In this exercise, reproduce all the entries that follow exactly.

* _Data about app and page elements_
=== Begin Enclosure ===
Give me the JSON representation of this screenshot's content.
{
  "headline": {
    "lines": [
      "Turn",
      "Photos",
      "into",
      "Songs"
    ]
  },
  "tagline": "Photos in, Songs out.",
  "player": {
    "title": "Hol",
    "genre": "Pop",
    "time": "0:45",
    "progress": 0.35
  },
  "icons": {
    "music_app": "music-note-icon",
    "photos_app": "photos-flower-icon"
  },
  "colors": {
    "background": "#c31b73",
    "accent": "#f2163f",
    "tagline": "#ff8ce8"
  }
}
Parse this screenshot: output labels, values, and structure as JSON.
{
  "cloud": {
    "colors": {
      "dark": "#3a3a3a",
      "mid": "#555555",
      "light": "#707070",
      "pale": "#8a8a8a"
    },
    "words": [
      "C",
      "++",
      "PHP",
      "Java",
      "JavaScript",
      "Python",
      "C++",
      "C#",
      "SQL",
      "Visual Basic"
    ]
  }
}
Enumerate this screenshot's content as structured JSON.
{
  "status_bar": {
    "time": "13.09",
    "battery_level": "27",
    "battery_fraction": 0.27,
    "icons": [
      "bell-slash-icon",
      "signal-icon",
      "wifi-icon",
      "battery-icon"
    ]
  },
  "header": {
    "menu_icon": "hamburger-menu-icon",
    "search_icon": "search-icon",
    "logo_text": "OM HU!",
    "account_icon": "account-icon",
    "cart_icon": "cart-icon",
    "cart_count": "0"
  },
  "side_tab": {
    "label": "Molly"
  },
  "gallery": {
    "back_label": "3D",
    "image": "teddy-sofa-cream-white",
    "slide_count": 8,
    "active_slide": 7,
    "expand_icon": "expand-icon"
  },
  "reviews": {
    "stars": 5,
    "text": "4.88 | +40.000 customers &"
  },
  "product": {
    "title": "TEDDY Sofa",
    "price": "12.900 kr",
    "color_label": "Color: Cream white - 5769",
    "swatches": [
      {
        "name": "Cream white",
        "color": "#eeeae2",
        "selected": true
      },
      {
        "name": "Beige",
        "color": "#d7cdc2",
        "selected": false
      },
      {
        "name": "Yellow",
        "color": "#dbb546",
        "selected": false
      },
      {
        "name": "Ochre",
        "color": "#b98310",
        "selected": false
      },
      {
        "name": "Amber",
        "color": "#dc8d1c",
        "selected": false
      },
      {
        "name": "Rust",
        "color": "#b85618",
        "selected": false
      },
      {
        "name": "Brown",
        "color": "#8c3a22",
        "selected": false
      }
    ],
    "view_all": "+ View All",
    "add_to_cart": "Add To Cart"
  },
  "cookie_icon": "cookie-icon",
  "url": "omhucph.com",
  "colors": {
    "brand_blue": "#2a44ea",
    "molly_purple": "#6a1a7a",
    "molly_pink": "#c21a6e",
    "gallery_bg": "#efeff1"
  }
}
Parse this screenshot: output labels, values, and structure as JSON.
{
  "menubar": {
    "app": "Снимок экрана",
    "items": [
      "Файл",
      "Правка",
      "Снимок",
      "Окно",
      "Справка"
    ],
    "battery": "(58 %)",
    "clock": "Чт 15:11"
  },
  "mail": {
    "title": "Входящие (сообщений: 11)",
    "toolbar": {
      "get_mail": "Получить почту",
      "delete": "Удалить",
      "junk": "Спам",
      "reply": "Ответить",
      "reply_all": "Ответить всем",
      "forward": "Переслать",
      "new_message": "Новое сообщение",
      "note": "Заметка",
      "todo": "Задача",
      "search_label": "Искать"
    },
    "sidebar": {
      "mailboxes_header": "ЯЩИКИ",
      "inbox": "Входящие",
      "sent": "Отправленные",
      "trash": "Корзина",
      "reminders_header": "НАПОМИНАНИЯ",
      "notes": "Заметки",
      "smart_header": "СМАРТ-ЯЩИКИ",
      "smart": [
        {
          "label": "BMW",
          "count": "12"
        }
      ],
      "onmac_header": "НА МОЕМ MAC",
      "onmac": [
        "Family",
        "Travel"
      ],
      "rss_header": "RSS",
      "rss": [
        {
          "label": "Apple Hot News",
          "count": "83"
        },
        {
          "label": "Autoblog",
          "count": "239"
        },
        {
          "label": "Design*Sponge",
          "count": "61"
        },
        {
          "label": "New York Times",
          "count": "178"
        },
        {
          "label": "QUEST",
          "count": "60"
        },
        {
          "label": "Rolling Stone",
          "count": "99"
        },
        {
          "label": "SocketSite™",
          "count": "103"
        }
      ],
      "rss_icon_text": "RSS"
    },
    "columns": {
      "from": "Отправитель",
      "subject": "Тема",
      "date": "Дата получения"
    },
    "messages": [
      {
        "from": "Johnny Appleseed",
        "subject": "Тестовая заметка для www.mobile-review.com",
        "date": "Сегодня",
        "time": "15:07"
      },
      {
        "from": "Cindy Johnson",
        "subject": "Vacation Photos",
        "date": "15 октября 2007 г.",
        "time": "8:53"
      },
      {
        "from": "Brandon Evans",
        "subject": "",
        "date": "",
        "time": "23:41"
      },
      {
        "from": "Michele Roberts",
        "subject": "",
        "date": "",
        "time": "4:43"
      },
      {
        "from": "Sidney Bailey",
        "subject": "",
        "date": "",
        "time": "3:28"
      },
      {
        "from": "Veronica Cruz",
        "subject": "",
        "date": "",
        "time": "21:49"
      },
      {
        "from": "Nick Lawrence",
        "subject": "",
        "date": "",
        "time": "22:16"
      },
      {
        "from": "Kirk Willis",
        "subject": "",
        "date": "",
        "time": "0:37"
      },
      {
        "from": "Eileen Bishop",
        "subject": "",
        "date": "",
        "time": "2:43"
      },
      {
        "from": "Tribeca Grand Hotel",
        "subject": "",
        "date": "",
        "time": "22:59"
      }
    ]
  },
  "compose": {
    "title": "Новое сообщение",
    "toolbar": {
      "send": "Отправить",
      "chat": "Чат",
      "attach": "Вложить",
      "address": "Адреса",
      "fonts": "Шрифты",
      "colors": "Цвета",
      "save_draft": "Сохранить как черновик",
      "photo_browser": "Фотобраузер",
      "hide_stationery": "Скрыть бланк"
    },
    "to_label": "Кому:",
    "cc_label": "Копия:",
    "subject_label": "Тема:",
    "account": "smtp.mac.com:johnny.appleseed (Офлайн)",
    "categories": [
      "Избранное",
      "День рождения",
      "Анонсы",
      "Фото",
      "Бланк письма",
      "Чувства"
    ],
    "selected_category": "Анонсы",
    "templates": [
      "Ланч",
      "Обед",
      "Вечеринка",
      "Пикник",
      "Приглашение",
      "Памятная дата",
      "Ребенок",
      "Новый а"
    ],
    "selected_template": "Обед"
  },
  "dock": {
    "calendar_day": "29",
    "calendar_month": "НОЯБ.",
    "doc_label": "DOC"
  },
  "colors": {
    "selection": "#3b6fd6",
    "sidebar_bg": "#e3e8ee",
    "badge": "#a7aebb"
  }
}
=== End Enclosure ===
* _Answer box_
Give me the JSON representation of this screenshot's content.
{
  "headline": {
    "lines": [
      "Turn",
      "Photos",
      "into",
      "Songs"
    ]
  },
  "tagline": "Photos in, Songs out.",
  "player": {
    "title": "Hol",
    "genre": "Pop",
    "time": "0:45",
    "progress": 0.35
  },
  "icons": {
    "music_app": "music-note-icon",
    "photos_app": "photos-flower-icon"
  },
  "colors": {
    "background": "#c31b73",
    "accent": "#f2163f",
    "tagline": "#ff8ce8"
  }
}
Parse this screenshot: output labels, values, and structure as JSON.
{
  "cloud": {
    "colors": {
      "dark": "#3a3a3a",
      "mid": "#555555",
      "light": "#707070",
      "pale": "#8a8a8a"
    },
    "words": [
      "C",
      "++",
      "PHP",
      "Java",
      "JavaScript",
      "Python",
      "C++",
      "C#",
      "SQL",
      "Visual Basic"
    ]
  }
}
Enumerate this screenshot's content as structured JSON.
{
  "status_bar": {
    "time": "13.09",
    "battery_level": "27",
    "battery_fraction": 0.27,
    "icons": [
      "bell-slash-icon",
      "signal-icon",
      "wifi-icon",
      "battery-icon"
    ]
  },
  "header": {
    "menu_icon": "hamburger-menu-icon",
    "search_icon": "search-icon",
    "logo_text": "OM HU!",
    "account_icon": "account-icon",
    "cart_icon": "cart-icon",
    "cart_count": "0"
  },
  "side_tab": {
    "label": "Molly"
  },
  "gallery": {
    "back_label": "3D",
    "image": "teddy-sofa-cream-white",
    "slide_count": 8,
    "active_slide": 7,
    "expand_icon": "expand-icon"
  },
  "reviews": {
    "stars": 5,
    "text": "4.88 | +40.000 customers &"
  },
  "product": {
    "title": "TEDDY Sofa",
    "price": "12.900 kr",
    "color_label": "Color: Cream white - 5769",
    "swatches": [
      {
        "name": "Cream white",
        "color": "#eeeae2",
        "selected": true
      },
      {
        "name": "Beige",
        "color": "#d7cdc2",
        "selected": false
      },
      {
        "name": "Yellow",
        "color": "#dbb546",
        "selected": false
      },
      {
        "name": "Ochre",
        "color": "#b98310",
        "selected": false
      },
      {
        "name": "Amber",
        "color": "#dc8d1c",
        "selected": false
      },
      {
        "name": "Rust",
        "color": "#b85618",
        "selected": false
      },
      {
        "name": "Brown",
        "color": "#8c3a22",
        "selected": false
      }
    ],
    "view_all": "+ View All",
    "add_to_cart": "Add To Cart"
  },
  "cookie_icon": "cookie-icon",
  "url": "omhucph.com",
  "colors": {
    "brand_blue": "#2a44ea",
    "molly_purple": "#6a1a7a",
    "molly_pink": "#c21a6e",
    "gallery_bg": "#efeff1"
  }
}
Parse this screenshot: output labels, values, and structure as JSON.
{
  "menubar": {
    "app": "Снимок экрана",
    "items": [
      "Файл",
      "Правка",
      "Снимок",
      "Окно",
      "Справка"
    ],
    "battery": "(58 %)",
    "clock": "Чт 15:11"
  },
  "mail": {
    "title": "Входящие (сообщений: 11)",
    "toolbar": {
      "get_mail": "Получить почту",
      "delete": "Удалить",
      "junk": "Спам",
      "reply": "Ответить",
      "reply_all": "Ответить всем",
      "forward": "Переслать",
      "new_message": "Новое сообщение",
      "note": "Заметка",
      "todo": "Задача",
      "search_label": "Искать"
    },
    "sidebar": {
      "mailboxes_header": "ЯЩИКИ",
      "inbox": "Входящие",
      "sent": "Отправленные",
      "trash": "Корзина",
      "reminders_header": "НАПОМИНАНИЯ",
      "notes": "Заметки",
      "smart_header": "СМАРТ-ЯЩИКИ",
      "smart": [
        {
          "label": "BMW",
          "count": "12"
        }
      ],
      "onmac_header": "НА МОЕМ MAC",
      "onmac": [
        "Family",
        "Travel"
      ],
      "rss_header": "RSS",
      "rss": [
        {
          "label": "Apple Hot News",
          "count": "83"
        },
        {
          "label": "Autoblog",
          "count": "239"
        },
        {
          "label": "Design*Sponge",
          "count": "61"
        },
        {
          "label": "New York Times",
          "count": "178"
        },
        {
          "label": "QUEST",
          "count": "60"
        },
        {
          "label": "Rolling Stone",
          "count": "99"
        },
        {
          "label": "SocketSite™",
          "count": "103"
        }
      ],
      "rss_icon_text": "RSS"
    },
    "columns": {
      "from": "Отправитель",
      "subject": "Тема",
      "date": "Дата получения"
    },
    "messages": [
      {
        "from": "Johnny Appleseed",
        "subject": "Тестовая заметка для www.mobile-review.com",
        "date": "Сегодня",
        "time": "15:07"
      },
      {
        "from": "Cindy Johnson",
        "subject": "Vacation Photos",
        "date": "15 октября 2007 г.",
        "time": "8:53"
      },
      {
        "from": "Brandon Evans",
        "subject": "",
        "date": "",
        "time": "23:41"
      },
      {
        "from": "Michele Roberts",
        "subject": "",
        "date": "",
        "time": "4:43"
      },
      {
        "from": "Sidney Bailey",
        "subject": "",
        "date": "",
        "time": "3:28"
      },
      {
        "from": "Veronica Cruz",
        "subject": "",
        "date": "",
        "time": "21:49"
      },
      {
        "from": "Nick Lawrence",
        "subject": "",
        "date": "",
        "time": "22:16"
      },
      {
        "from": "Kirk Willis",
        "subject": "",
        "date": "",
        "time": "0:37"
      },
      {
        "from": "Eileen Bishop",
        "subject": "",
        "date": "",
        "time": "2:43"
      },
      {
        "from": "Tribeca Grand Hotel",
        "subject": "",
        "date": "",
        "time": "22:59"
      }
    ]
  },
  "compose": {
    "title": "Новое сообщение",
    "toolbar": {
      "send": "Отправить",
      "chat": "Чат",
      "attach": "Вложить",
      "address": "Адреса",
      "fonts": "Шрифты",
      "colors": "Цвета",
      "save_draft": "Сохранить как черновик",
      "photo_browser": "Фотобраузер",
      "hide_stationery": "Скрыть бланк"
    },
    "to_label": "Кому:",
    "cc_label": "Копия:",
    "subject_label": "Тема:",
    "account": "smtp.mac.com:johnny.appleseed (Офлайн)",
    "categories": [
      "Избранное",
      "День рождения",
      "Анонсы",
      "Фото",
      "Бланк письма",
      "Чувства"
    ],
    "selected_category": "Анонсы",
    "templates": [
      "Ланч",
      "Обед",
      "Вечеринка",
      "Пикник",
      "Приглашение",
      "Памятная дата",
      "Ребенок",
      "Новый а"
    ],
    "selected_template": "Обед"
  },
  "dock": {
    "calendar_day": "29",
    "calendar_month": "НОЯБ.",
    "doc_label": "DOC"
  },
  "colors": {
    "selection": "#3b6fd6",
    "sidebar_bg": "#e3e8ee",
    "badge": "#a7aebb"
  }
}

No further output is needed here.